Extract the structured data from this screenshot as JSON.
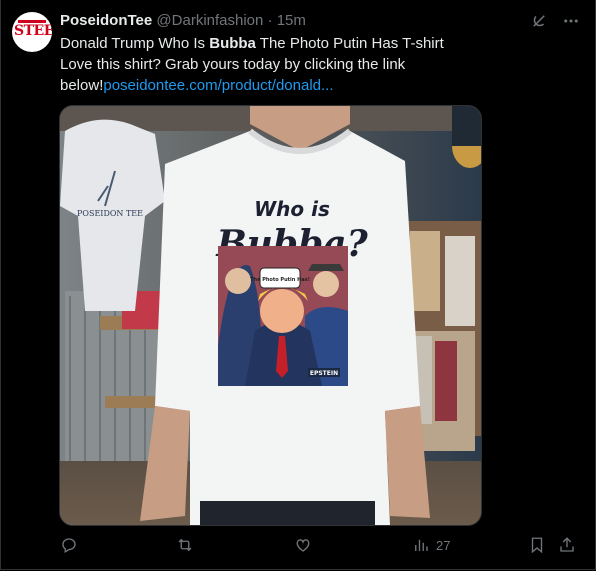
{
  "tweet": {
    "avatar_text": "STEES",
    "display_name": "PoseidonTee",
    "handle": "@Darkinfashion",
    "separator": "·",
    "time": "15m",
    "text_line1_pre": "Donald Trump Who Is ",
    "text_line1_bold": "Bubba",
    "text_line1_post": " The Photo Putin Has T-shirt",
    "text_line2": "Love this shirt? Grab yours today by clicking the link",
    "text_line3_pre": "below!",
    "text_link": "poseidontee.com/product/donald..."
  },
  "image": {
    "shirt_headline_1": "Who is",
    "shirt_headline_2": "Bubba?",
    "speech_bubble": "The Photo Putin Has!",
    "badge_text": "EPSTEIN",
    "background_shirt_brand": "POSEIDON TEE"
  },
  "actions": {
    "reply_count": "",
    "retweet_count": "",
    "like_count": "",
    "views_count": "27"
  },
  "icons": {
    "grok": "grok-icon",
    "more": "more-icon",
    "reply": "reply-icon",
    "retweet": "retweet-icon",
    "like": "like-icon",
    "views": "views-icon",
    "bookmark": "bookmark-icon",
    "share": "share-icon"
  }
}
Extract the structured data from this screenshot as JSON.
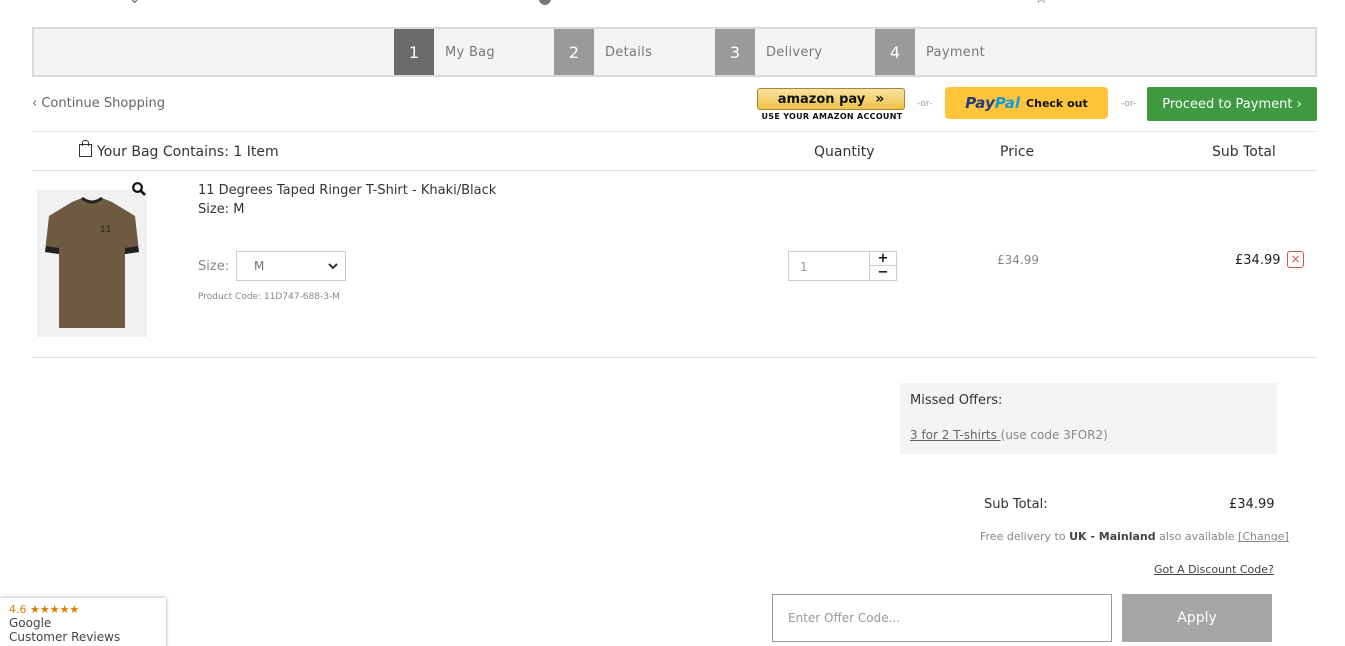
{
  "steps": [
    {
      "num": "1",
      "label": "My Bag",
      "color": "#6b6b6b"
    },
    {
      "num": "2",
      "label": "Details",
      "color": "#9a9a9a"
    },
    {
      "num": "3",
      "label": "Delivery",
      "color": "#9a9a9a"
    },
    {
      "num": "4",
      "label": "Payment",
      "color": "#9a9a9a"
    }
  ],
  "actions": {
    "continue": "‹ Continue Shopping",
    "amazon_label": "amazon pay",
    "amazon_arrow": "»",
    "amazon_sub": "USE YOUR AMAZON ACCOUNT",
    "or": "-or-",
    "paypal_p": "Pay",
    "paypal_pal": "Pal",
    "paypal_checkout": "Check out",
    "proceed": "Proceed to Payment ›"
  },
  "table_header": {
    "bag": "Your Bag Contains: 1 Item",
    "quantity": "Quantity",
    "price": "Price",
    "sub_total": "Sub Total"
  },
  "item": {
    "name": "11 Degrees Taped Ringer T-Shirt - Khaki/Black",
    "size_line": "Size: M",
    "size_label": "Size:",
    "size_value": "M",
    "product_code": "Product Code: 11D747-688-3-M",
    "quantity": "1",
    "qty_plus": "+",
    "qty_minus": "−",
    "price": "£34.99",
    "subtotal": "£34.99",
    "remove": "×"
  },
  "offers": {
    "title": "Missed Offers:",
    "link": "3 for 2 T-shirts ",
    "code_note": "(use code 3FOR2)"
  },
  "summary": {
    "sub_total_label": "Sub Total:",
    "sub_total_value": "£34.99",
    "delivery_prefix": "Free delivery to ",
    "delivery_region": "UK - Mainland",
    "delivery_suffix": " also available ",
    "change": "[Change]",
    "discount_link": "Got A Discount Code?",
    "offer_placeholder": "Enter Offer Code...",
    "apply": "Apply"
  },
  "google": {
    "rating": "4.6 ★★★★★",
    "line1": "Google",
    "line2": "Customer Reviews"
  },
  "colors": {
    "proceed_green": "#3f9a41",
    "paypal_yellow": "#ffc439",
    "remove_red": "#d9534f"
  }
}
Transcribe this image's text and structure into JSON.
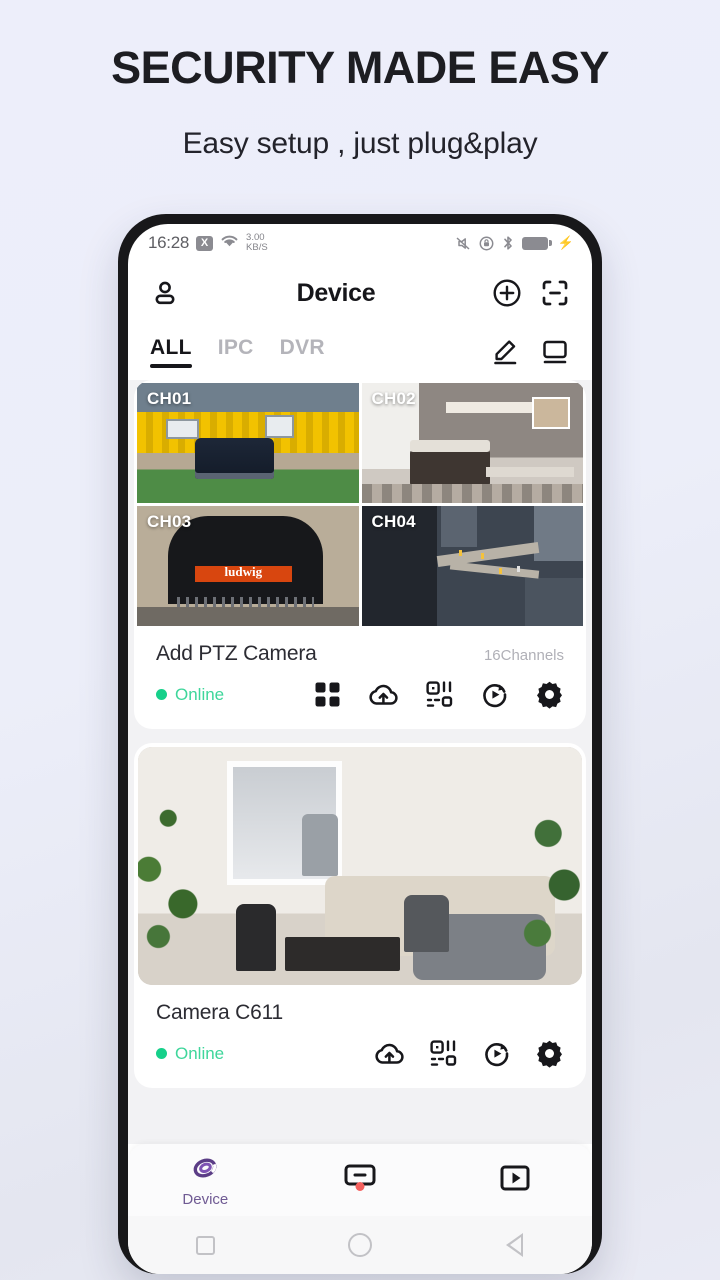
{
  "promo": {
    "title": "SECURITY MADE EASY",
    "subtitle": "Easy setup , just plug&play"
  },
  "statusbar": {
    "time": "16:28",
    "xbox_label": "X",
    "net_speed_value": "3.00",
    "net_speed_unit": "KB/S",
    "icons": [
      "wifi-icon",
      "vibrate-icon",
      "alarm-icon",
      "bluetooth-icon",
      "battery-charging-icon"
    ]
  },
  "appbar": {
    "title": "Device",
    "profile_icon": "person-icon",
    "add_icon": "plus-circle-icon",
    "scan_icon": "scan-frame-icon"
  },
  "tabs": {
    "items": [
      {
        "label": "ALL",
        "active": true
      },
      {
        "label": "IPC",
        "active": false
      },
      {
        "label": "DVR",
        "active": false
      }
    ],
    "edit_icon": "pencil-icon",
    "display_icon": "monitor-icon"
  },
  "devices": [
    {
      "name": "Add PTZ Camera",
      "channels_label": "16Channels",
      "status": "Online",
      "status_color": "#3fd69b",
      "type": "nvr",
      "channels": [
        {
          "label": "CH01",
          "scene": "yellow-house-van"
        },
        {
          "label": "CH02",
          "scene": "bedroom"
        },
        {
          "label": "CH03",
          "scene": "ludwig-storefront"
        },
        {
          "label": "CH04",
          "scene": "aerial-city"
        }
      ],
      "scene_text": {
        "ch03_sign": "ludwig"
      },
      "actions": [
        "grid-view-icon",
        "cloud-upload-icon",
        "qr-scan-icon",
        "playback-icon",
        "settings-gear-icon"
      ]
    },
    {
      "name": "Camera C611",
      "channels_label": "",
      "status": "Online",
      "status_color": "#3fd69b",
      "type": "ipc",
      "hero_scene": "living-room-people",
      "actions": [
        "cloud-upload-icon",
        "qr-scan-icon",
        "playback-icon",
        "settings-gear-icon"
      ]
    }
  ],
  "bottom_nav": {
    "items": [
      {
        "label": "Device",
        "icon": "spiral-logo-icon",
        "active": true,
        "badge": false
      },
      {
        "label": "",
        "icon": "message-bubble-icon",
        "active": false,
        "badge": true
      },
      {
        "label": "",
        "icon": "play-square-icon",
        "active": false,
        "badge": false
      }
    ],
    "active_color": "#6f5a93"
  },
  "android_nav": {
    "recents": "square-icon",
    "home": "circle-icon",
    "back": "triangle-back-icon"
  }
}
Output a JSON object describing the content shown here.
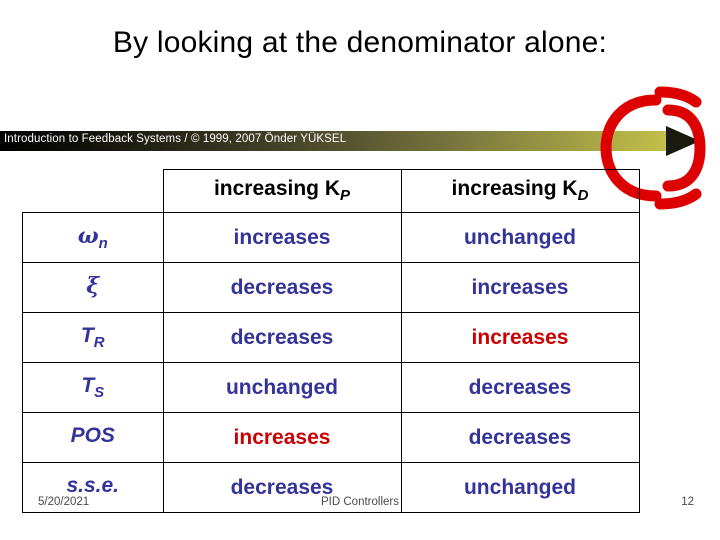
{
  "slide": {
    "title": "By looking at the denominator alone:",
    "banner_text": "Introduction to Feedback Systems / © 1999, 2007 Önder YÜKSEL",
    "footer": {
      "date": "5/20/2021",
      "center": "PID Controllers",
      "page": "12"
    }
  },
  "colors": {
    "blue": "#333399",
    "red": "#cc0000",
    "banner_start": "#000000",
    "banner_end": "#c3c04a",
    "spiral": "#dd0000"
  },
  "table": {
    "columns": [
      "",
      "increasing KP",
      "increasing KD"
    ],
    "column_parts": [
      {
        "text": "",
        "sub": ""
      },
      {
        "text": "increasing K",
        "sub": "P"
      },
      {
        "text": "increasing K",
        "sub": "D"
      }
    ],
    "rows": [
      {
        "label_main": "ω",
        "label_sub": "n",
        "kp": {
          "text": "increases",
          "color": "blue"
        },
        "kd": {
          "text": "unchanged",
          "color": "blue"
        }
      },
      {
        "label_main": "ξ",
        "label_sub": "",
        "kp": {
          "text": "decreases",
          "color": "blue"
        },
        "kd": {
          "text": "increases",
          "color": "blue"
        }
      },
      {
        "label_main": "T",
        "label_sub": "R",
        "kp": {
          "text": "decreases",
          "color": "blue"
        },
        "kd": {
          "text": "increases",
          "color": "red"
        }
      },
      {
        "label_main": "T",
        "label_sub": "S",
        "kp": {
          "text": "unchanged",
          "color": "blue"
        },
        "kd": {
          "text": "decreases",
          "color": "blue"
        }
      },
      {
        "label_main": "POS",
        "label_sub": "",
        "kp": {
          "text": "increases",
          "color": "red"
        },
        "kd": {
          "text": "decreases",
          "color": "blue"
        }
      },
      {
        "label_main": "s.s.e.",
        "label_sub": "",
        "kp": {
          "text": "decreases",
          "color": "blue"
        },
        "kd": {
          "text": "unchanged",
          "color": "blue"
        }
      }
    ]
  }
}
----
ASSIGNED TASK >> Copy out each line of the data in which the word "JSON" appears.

SOLUTION TO THIS EXERCISE >>
Extract the structured data from this screenshot as JSON.
Extract the structured data from this screenshot as JSON.
Transcribe this image's text and structure into JSON.
Output a JSON object describing the content shown here.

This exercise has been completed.